Gary Tillery has managed in this concise book to offer us a quality biography of the musical giant John Lennon, a biography as sensitive as any in print. Not only does he share the details of Lennon's chaotic childhood, suggesting the factors that built his adult self as an artist who was driven to discover the meaning in a world that seem to lack meaning. But wisely Tillery spends enough time with the personal traumas as well as the germinal events the resulted in the formation of the singing group the Beatles (a clever reference to the Beat generation in altering the beetle spelling!) and the changes that occurred with fame. The book also has a superb chronology that allows the reader to follow the important phases in this man's life and career.
But the book is not only a fine biography that makes the reader revisit the heyday of the Beatles, it goes much further than that. Tillery uses his matrix of an artist's life to unveil the development of the man who would become a popular philosopher especially among young people asking the same questions that Lennon explored. His wise but common street talk and his actions delved into the important issues of his time - challenging authority and instead searching for our own reality, that reality that allows of self-transformation, fostering the concept of world peace, supporting feminism, and changing the things we feel need revision. Though these ideals may sound simplistic, in Lennon's words and actions he stood for the kind of being that cared for mankind and would settle for nothing less than self improvement and involvement in the deeds that would improve not only his time but also the future.
What makes Gary Tillery's THE CYNICAL IDEALIST: A SPIRITUAL BIOGRAPHY OF JOHN LENNON important is the manner in which he writes: clarity of prose, reality of expression of analyses, and commitment to honor an important man of our times. As Tillery points out the other peace leaders - Gandhi, Martin Luther King, Jr. - met the same end as Lennon, death by assassination or murder. Without resorting to puffery or hero worship, Tillery places Lennon's accomplishments with the arts as well as with the framework of political upheaval of his day to reveal a man who will be remembered not only for his prodigious talent, but also for his influence on philosophical thinking.
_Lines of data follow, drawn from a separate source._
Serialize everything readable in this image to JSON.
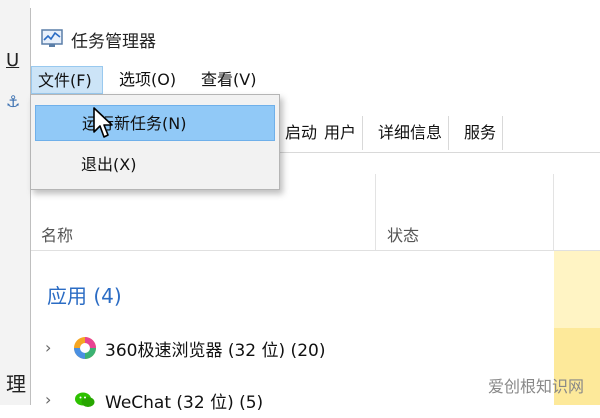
{
  "background": {
    "underline_char": "U",
    "anchor_glyph": "⚓",
    "partial_char": "理"
  },
  "window": {
    "title": "任务管理器"
  },
  "menubar": {
    "file": "文件(F)",
    "options": "选项(O)",
    "view": "查看(V)"
  },
  "dropdown": {
    "run_new_task": "运行新任务(N)",
    "exit": "退出(X)"
  },
  "tabs": [
    "启动",
    "用户",
    "详细信息",
    "服务"
  ],
  "columns": {
    "name": "名称",
    "status": "状态"
  },
  "group": {
    "title": "应用 (4)"
  },
  "rows": [
    {
      "label": "360极速浏览器 (32 位) (20)",
      "chevron": "›"
    },
    {
      "label": "WeChat (32 位) (5)",
      "chevron": "›"
    }
  ],
  "watermark": "爱创根知识网",
  "colors": {
    "accent": "#2b6cc4",
    "menu_highlight": "#91c9f7",
    "menu_active": "#cce4f7"
  }
}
This is a fine book that deserves wide readership. Grady Harp, November 09